* **Extracted material**
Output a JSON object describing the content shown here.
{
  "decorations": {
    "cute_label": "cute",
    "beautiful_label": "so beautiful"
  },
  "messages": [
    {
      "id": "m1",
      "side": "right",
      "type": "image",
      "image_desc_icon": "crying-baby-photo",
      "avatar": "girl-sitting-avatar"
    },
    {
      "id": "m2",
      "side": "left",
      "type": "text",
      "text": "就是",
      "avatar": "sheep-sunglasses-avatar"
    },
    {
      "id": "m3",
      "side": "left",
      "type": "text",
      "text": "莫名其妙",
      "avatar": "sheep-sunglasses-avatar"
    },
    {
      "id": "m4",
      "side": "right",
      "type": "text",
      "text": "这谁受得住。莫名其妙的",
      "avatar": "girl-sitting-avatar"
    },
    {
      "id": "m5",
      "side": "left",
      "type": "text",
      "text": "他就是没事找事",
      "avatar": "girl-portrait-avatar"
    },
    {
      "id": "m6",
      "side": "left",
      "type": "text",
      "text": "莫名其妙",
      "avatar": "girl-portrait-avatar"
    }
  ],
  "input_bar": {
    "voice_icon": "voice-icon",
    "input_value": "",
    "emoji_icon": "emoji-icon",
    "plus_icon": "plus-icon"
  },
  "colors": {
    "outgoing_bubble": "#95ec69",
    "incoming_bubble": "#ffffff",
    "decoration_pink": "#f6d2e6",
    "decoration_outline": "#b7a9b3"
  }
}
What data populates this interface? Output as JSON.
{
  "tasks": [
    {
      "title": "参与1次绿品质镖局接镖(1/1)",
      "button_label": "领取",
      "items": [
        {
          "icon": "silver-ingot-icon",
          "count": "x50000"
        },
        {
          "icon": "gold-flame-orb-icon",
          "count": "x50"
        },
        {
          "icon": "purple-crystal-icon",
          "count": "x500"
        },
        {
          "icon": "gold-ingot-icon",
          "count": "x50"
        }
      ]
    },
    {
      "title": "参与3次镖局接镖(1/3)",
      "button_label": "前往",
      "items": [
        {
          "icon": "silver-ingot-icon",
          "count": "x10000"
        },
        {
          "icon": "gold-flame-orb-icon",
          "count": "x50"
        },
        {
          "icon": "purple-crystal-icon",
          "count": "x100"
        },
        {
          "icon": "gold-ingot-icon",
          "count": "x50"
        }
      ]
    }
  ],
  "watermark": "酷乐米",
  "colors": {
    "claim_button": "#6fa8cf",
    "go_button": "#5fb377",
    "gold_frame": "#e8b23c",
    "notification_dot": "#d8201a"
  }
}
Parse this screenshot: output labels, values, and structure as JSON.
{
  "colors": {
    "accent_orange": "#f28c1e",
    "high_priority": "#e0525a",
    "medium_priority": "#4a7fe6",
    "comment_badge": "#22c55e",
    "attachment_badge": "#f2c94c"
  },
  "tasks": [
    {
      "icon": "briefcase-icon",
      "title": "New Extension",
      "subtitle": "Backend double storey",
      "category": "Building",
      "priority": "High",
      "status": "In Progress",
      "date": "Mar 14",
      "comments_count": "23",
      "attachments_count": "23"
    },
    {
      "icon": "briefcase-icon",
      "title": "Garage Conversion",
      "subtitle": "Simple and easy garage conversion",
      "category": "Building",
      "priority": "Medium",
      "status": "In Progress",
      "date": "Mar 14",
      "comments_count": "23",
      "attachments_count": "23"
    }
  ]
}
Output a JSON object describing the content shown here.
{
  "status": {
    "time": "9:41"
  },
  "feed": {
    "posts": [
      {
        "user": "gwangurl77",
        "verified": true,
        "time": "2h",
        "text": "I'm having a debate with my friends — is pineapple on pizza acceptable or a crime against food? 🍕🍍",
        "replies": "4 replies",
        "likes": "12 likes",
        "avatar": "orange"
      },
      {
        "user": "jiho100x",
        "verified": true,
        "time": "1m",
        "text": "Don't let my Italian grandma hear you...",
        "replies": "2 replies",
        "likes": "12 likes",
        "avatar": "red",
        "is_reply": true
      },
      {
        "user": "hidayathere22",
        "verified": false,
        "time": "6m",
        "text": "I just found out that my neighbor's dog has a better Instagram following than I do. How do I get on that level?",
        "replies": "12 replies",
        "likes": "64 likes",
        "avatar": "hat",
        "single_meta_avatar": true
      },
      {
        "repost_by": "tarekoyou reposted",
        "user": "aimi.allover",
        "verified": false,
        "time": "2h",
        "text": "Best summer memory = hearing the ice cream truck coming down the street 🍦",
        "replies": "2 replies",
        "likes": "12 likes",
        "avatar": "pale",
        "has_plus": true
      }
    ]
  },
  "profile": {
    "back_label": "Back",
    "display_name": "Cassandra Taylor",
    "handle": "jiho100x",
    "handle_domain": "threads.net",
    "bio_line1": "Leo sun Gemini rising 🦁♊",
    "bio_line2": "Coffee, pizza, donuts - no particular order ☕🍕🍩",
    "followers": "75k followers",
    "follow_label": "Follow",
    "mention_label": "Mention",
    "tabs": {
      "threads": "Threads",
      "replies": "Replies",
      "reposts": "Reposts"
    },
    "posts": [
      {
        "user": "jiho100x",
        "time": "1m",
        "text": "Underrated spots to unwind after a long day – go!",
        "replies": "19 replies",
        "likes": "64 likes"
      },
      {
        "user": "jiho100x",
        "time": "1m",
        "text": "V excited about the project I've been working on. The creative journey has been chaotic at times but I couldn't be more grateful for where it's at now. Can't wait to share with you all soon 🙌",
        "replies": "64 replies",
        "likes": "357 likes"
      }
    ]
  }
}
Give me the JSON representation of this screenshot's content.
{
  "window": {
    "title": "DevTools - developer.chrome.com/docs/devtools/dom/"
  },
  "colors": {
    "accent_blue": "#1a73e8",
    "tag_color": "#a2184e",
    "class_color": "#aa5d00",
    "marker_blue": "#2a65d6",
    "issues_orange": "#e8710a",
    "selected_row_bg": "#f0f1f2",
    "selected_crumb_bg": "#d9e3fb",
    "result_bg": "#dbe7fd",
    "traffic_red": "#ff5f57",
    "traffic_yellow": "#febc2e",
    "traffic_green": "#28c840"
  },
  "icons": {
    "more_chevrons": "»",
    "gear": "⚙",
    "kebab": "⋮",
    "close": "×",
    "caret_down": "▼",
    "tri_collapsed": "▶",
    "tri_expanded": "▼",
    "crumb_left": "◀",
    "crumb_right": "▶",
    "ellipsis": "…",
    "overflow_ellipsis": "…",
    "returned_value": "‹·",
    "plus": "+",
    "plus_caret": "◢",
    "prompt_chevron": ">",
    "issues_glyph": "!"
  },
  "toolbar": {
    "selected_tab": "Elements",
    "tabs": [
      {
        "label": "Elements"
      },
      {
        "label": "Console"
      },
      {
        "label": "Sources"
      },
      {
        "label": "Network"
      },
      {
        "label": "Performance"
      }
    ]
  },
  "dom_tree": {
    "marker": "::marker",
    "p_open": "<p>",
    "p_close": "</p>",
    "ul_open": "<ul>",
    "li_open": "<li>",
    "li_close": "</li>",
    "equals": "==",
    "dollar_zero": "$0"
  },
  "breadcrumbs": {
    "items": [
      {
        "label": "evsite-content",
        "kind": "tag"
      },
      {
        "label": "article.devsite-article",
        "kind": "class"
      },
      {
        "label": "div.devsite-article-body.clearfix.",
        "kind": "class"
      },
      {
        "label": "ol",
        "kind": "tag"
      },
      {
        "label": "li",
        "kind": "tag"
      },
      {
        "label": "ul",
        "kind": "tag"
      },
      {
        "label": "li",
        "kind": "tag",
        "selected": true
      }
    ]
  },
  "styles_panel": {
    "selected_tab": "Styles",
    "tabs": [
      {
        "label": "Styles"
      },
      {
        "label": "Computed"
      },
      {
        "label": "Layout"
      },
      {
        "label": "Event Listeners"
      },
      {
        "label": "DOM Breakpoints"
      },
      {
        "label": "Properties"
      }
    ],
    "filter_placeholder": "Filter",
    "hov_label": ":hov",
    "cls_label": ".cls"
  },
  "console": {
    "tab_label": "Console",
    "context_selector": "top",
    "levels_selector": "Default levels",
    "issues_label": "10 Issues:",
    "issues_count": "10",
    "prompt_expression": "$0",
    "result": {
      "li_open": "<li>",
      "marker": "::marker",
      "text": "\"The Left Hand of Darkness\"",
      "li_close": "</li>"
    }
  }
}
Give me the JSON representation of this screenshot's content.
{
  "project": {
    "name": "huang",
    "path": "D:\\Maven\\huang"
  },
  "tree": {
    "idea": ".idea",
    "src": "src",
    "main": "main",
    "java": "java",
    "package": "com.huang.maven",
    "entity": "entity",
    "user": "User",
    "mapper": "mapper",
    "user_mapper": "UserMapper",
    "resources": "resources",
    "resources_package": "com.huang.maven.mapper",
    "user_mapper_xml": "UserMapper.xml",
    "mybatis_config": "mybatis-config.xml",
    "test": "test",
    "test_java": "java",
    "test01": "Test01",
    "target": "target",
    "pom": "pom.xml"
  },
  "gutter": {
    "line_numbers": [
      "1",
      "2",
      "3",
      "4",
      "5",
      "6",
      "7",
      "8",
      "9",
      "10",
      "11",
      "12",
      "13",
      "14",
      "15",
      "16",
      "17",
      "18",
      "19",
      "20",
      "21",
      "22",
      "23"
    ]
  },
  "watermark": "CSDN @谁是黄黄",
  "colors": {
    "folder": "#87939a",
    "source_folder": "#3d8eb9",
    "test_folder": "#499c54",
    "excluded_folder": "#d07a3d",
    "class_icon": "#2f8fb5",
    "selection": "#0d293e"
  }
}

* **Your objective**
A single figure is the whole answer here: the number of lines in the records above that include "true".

* **Written reply**
6